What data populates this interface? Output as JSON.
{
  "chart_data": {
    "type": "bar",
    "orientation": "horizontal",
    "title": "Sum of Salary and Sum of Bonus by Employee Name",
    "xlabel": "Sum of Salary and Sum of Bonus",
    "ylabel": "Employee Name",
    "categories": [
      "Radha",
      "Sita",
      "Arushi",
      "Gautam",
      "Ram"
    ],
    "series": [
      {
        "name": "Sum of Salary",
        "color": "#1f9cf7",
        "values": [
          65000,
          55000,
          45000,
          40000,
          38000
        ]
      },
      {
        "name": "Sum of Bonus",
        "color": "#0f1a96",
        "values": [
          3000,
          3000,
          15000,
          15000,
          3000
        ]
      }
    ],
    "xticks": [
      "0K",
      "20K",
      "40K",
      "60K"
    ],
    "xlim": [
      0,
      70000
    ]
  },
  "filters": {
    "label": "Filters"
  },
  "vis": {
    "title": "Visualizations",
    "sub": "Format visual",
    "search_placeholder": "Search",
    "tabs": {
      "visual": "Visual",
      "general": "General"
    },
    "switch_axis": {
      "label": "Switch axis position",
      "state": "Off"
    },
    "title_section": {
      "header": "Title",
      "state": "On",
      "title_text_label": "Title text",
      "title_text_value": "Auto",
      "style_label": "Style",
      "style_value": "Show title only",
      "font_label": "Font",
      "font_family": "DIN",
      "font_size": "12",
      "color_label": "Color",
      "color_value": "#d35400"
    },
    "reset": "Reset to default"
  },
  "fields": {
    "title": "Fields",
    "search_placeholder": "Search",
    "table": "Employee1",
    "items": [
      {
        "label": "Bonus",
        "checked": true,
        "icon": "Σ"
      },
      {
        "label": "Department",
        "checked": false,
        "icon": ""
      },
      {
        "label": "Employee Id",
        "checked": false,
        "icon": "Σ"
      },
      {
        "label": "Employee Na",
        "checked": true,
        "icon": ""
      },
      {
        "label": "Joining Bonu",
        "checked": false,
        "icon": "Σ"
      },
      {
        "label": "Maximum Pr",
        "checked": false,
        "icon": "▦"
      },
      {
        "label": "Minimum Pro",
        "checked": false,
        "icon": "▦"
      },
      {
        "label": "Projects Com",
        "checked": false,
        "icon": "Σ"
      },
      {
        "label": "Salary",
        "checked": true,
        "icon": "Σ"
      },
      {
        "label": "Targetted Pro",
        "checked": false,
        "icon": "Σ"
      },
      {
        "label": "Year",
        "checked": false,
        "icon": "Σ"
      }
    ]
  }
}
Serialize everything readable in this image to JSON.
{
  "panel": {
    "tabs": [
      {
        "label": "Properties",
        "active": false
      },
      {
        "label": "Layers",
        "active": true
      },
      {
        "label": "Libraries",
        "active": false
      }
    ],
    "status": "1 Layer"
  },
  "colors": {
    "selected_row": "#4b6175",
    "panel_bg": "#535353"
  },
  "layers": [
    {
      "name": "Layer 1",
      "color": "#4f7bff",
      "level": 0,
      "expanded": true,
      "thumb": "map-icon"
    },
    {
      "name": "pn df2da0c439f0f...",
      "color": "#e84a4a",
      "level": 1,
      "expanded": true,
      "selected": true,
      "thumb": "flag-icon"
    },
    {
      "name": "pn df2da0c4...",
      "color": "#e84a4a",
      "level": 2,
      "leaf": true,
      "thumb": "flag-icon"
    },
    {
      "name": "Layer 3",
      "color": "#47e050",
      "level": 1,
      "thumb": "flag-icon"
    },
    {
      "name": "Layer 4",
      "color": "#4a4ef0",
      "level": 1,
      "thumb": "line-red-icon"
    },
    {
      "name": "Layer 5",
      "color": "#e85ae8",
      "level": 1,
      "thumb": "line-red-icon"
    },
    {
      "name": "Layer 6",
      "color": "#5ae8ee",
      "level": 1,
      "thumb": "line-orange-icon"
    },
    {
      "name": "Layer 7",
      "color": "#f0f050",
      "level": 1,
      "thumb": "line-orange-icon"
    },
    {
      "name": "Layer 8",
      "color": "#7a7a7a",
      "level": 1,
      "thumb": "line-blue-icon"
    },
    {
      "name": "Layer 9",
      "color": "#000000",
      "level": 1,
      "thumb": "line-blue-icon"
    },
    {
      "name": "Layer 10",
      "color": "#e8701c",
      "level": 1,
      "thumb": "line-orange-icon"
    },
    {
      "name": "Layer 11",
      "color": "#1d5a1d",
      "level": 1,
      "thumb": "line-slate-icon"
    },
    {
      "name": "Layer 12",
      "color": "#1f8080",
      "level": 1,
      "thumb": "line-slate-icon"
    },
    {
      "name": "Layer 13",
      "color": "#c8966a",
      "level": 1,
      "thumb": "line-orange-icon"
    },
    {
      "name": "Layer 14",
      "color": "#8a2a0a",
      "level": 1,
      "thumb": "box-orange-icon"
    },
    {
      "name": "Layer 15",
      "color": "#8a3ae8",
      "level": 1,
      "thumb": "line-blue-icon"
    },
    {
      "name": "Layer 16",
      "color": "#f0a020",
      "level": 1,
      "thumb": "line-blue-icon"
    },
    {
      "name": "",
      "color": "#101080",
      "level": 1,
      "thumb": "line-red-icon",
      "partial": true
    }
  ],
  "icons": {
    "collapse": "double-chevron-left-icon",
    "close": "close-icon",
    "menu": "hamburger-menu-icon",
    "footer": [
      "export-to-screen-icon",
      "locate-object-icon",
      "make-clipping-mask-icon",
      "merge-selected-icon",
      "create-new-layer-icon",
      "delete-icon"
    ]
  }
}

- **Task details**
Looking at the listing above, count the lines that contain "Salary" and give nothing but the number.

- **Result of the exercise**
4